Category Archives: Human Rights

Noah Vardi, ‘Unjust Enrichment in Recent So-Called “Human Rights Litigation”’

Abstract The use of law and of legal instruments as a means to try and offer reparation for historical wrongs and to pursue ‘historical justice’ is not an unknown phenomenon. This paper would like to focus on a specific case study, relating to the use of a typical institute of private law (unjust enrichment) in […]

Roy Gilbar and Charles Foster, ‘It’s arrived! Relational Autonomy Comes to Court: ABC v St George’s Healthcare NHS Trust [2017] EWCA 336′

Abstract This note concerns the first case to reach the English courts regarding the duty of clinicians to communicate genetic information to a patient’s relatives. In 2015, the High Court struck out a claim by a patient’s daughter against her father’s doctors, holding that they neither owed her a common law duty of care nor […]

Lisa Laplante, ‘Human Torts’

Abstract Human Torts is the first article to describe how ordinary municipal tort lawsuits in the United States provide essential remedies for human rights abuses. Despite the rising level of hate crimes, bullying, corporate malfeasance, and other private acts that result in great harm and can lead to civil litigation, American scholars have never explored […]

Jonathan Montgomery, ‘Patient No Longer? What Next in Healthcare Law?’

Abstract A series of Supreme Court decisions since 2013 have revisited the fundamental principles of healthcare and medical law established during the 1980s in which the Bolam test became pre-eminent. These decisions represent a watershed and suggest that a reorientation is underway, in which the law is reducing the significance of the status of patients […]

Sarah Hamill, ‘Community, Property, and Human Rights: The Failure of Property-as-Respect’

Abstract The question of whether private property rights can be human rights is longstanding. In this article, I unpack Hanoch Dagan and Avihay Dorfman’s recent attempt to render private property rights as capable of being human rights. Their account of private property forms part of a larger project to re-read private law and argues that […]

Dagan and Dorfman, ‘Interpersonal Human Rights’

Abstract: Our increasingly globalized environment, typified by the significant role of transnational interactions, raises urgent concerns about the commission of grave transnational wrongs. Two main legal strategies – belonging, respectively, to public and private international law – offer important directions for addressing these urgent concerns. One strategy extends state obligations under human rights law to […]
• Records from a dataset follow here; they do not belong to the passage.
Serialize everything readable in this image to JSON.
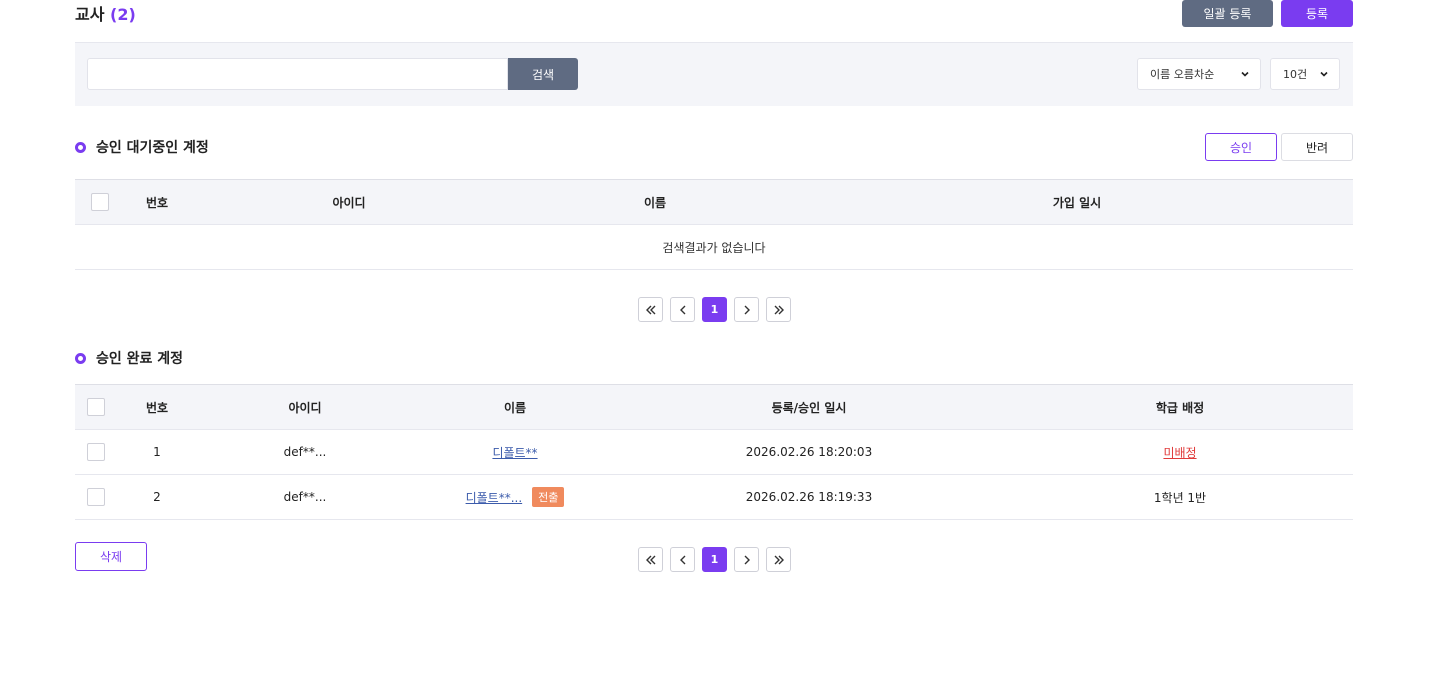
{
  "header": {
    "title": "교사",
    "count_open": "(",
    "count": "2",
    "count_close": ")",
    "bulk_register_label": "일괄 등록",
    "register_label": "등록"
  },
  "search": {
    "value": "",
    "placeholder": "",
    "button_label": "검색",
    "sort_selected": "이름 오름차순",
    "size_selected": "10건"
  },
  "pending": {
    "title": "승인 대기중인 계정",
    "approve_label": "승인",
    "reject_label": "반려",
    "columns": [
      "번호",
      "아이디",
      "이름",
      "가입 일시"
    ],
    "empty_message": "검색결과가 없습니다"
  },
  "approved": {
    "title": "승인 완료 계정",
    "columns": [
      "번호",
      "아이디",
      "이름",
      "등록/승인 일시",
      "학급 배정"
    ],
    "rows": [
      {
        "no": "1",
        "id": "def**...",
        "name": "디폴트**",
        "badge": "",
        "date": "2026.02.26 18:20:03",
        "class": "미배정"
      },
      {
        "no": "2",
        "id": "def**...",
        "name": "디폴트**...",
        "badge": "전출",
        "date": "2026.02.26 18:19:33",
        "class": "1학년 1반"
      }
    ],
    "delete_label": "삭제"
  },
  "pagination": {
    "current": "1"
  },
  "colors": {
    "accent": "#7a3cf0",
    "secondary": "#5f6b82",
    "badge": "#f08a5d",
    "warning_link": "#e03a3a"
  }
}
Katalin Sulyok, ‘Managing Uncertain Causation in Toxic Exposure Cases: Lessons for the European Court of Human Rights from US Toxic Tort Litigation’

Abstract: Under Articles 2 (right to life) and Article 8 (right to private life) of the European Convention on Human Rights, the European Court of Human Rights (Strasbourg Court) decides cases involving personal health injuries allegedly caused by toxic exposures. Thus far no one has conducted a systematic inquiry on how the Strasbourg Court deals […]

José Alvarez, ‘The Human Right to Property’

Abstract: How does the human right of property relate to protecting human rights in the age of Trump? Human rights advocates faithful to Henkin’s vision need to combat the dangerous consensus between elements on the political left and right that international law (including arbitration bodies outside US courts) has no business protecting the right to […]

‘Strasbourg on excessive libel damages’

Independent Newspapers (Ireland) Ltd v Ireland ECtHR, 5th section, 15 June 2017. The Strasbourg Court has decided that an award of damages in an Irish libel case was disproportionate – but, as I shall explain – it has not told us what a proportionate award would have been. This odd position was reached in an […]

‘Compensation Following Fatal Stabbing: Human Rights And The CICA: “Double Recovery” Not Allowed’

“The decision of the Upper Tribunal in VG v CICA [2017] UKUT 0049 (AAC) is important reading for anyone involved in advising in fatal claims. In essence a High Court action was rendered valueless because the damages awarded were offset by the CICA. It shows the need to think long and hard before issuing civil […]